From the data below, copy out every line in which the word "JSON" occurs.

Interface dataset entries
────────────────────────────────────────
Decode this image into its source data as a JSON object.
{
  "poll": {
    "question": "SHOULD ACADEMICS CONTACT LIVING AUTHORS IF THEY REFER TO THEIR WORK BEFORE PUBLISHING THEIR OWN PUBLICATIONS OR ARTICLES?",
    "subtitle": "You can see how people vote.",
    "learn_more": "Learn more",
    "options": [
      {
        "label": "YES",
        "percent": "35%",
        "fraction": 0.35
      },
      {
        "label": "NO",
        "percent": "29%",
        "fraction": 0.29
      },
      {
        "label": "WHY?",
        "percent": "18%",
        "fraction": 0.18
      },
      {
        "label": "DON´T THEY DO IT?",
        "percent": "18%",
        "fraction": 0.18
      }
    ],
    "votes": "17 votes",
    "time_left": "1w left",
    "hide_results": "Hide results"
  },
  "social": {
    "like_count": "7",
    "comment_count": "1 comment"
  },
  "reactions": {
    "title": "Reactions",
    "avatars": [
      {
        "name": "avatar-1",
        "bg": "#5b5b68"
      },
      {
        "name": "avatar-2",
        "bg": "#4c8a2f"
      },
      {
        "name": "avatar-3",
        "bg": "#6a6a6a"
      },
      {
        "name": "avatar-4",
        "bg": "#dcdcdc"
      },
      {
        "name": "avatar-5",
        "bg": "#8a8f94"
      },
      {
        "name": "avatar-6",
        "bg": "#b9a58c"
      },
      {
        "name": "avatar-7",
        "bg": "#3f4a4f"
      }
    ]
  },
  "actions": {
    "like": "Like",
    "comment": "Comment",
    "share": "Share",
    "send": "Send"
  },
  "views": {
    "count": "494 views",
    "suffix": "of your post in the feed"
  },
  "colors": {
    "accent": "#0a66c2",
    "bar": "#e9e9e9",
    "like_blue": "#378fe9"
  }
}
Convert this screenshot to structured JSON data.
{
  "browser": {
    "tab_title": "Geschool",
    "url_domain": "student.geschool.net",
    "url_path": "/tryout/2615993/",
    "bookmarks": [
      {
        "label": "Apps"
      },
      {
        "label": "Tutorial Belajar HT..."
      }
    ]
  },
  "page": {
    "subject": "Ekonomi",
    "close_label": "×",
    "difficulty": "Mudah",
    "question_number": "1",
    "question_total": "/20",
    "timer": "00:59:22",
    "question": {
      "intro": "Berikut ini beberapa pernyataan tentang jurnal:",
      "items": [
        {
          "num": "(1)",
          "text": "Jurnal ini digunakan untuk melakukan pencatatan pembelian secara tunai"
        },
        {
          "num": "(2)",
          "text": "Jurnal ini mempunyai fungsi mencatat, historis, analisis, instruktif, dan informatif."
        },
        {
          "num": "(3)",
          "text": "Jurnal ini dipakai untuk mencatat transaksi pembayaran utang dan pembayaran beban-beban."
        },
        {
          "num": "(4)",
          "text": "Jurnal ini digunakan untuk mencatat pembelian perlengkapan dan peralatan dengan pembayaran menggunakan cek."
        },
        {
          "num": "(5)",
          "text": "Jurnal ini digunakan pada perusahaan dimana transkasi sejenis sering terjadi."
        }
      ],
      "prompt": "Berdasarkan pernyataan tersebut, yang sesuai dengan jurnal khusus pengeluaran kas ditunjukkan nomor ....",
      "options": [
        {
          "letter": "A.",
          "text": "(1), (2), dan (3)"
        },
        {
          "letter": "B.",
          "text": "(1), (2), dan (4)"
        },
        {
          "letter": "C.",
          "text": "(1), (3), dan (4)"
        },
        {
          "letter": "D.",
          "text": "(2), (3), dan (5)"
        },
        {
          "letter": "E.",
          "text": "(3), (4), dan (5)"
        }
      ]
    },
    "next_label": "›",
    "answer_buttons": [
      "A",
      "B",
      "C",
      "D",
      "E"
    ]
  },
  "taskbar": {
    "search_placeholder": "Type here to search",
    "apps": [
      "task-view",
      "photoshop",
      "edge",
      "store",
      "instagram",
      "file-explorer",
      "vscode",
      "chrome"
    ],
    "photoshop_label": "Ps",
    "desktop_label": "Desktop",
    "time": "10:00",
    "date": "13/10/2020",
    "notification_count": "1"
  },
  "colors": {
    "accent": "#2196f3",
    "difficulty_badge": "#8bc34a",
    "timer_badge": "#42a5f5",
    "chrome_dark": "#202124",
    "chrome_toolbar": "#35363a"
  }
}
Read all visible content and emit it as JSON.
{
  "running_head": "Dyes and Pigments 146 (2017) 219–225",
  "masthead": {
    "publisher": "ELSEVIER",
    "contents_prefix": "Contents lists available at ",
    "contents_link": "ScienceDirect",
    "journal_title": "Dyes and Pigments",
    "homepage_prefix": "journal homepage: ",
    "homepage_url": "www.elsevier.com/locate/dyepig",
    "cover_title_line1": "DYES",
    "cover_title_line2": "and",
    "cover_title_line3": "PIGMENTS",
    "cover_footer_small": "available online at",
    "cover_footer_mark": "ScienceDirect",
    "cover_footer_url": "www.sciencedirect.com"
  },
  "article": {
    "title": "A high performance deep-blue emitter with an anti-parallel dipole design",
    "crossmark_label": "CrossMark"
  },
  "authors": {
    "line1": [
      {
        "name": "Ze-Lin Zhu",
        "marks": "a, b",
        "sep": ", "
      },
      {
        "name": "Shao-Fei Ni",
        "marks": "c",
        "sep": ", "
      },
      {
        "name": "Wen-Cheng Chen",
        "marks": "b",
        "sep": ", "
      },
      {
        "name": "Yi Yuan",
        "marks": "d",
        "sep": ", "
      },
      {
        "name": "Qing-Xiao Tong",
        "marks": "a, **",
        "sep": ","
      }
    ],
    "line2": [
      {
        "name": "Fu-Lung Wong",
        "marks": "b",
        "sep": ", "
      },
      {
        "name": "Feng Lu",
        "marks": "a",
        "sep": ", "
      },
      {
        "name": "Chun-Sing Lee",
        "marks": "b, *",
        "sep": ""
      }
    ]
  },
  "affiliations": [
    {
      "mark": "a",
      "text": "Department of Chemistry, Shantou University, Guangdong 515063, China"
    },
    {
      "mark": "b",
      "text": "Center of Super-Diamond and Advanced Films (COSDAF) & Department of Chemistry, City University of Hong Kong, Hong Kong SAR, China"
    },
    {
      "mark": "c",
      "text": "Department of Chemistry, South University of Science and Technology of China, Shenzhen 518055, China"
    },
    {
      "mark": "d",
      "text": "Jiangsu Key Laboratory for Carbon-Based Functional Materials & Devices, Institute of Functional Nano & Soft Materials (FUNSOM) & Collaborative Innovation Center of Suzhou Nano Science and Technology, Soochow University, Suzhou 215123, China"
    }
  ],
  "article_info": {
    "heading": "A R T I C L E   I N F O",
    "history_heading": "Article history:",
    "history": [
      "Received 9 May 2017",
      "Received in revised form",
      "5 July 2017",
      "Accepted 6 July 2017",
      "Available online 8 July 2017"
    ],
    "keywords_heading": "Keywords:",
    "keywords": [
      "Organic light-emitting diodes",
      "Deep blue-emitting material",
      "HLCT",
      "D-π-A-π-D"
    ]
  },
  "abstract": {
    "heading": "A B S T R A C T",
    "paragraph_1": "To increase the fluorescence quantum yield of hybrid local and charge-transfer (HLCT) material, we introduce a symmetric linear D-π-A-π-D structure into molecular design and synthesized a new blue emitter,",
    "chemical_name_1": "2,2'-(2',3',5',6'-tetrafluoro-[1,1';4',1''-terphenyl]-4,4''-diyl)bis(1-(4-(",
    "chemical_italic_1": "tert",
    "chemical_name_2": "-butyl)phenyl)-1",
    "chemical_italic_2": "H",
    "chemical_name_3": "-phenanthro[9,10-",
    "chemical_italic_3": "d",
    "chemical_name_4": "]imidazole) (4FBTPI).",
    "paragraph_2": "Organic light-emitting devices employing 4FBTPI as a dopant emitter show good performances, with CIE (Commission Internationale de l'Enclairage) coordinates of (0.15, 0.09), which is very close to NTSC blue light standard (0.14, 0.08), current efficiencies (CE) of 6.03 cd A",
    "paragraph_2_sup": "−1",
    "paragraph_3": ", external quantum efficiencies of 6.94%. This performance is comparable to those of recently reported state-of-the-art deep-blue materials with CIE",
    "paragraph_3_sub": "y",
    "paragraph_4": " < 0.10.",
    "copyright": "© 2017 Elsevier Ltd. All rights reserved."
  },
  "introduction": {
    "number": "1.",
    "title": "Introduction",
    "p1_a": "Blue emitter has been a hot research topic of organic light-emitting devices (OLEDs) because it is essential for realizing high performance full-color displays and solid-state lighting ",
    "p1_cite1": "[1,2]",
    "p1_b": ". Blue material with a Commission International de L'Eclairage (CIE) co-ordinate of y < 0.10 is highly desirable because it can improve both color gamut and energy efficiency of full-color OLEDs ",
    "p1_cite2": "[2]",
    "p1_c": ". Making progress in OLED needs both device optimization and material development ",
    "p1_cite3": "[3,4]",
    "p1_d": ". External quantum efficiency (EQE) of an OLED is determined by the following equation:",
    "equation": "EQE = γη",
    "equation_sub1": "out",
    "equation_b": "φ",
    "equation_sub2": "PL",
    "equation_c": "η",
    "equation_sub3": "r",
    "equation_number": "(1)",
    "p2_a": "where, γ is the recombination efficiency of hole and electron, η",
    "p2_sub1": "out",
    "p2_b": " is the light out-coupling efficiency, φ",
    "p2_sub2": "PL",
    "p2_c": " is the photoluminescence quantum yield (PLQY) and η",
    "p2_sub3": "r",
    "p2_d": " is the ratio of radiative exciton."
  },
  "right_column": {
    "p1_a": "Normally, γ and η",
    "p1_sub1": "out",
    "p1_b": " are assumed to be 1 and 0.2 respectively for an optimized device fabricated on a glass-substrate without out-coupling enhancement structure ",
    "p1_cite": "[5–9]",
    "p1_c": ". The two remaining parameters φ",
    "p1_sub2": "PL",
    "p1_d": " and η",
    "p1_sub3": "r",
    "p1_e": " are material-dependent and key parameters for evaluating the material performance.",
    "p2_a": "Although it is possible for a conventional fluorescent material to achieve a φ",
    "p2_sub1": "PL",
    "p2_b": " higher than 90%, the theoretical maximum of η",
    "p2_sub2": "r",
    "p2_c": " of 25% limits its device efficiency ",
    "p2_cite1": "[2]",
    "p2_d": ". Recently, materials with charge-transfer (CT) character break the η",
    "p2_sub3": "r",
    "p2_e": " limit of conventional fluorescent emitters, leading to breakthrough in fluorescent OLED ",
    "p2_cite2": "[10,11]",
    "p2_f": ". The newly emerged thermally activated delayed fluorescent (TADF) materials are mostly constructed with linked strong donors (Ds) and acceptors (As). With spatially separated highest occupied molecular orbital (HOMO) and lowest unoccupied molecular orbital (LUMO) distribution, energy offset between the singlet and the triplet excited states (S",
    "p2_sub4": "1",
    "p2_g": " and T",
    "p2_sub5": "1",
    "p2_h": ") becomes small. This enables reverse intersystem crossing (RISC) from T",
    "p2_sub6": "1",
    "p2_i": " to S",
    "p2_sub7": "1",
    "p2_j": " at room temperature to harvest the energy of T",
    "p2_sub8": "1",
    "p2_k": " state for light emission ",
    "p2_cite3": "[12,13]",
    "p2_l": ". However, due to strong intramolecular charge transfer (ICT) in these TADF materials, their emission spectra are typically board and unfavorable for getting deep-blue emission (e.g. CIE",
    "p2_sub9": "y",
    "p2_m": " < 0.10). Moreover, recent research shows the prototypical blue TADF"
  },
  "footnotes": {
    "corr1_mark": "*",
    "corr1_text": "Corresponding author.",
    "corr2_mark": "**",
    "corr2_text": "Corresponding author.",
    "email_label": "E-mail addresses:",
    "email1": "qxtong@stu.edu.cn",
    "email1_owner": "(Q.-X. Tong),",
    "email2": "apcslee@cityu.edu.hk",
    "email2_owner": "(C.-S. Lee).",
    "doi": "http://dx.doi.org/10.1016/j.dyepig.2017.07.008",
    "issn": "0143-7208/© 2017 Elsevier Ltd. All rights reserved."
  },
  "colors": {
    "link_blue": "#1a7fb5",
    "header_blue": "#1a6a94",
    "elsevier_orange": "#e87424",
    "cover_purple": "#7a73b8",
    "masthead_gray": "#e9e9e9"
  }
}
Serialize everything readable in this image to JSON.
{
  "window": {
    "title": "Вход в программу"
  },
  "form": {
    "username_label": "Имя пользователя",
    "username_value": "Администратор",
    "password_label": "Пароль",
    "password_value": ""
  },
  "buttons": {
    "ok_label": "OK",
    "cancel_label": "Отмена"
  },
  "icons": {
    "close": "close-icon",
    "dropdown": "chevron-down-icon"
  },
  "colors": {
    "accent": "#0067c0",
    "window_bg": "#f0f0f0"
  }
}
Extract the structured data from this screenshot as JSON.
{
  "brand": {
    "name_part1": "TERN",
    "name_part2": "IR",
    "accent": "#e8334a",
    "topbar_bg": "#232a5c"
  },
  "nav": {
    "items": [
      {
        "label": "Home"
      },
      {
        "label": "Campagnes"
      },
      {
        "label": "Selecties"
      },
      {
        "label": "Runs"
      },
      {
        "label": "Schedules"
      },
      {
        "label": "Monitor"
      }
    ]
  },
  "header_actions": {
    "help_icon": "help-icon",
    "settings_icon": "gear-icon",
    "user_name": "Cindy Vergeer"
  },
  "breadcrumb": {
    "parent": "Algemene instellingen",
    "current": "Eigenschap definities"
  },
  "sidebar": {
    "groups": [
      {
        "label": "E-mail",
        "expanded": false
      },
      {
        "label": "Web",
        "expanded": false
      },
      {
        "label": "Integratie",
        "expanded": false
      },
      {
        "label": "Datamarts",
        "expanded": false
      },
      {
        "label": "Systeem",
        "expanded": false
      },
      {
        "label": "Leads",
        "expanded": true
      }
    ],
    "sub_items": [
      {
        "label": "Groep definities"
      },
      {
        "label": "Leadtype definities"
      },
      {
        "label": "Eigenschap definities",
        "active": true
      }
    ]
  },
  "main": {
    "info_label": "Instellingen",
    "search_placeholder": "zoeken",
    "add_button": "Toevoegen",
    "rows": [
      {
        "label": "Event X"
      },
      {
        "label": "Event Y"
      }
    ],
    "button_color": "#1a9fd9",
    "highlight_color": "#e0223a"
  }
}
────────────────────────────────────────
● **Reply**:
Decode this image into its source data as a JSON object.
Convert this screenshot to structured JSON data.
Read all visible content and emit it as JSON.
Serialize everything readable in this image to JSON.
Extract the structured data from this screenshot as JSON.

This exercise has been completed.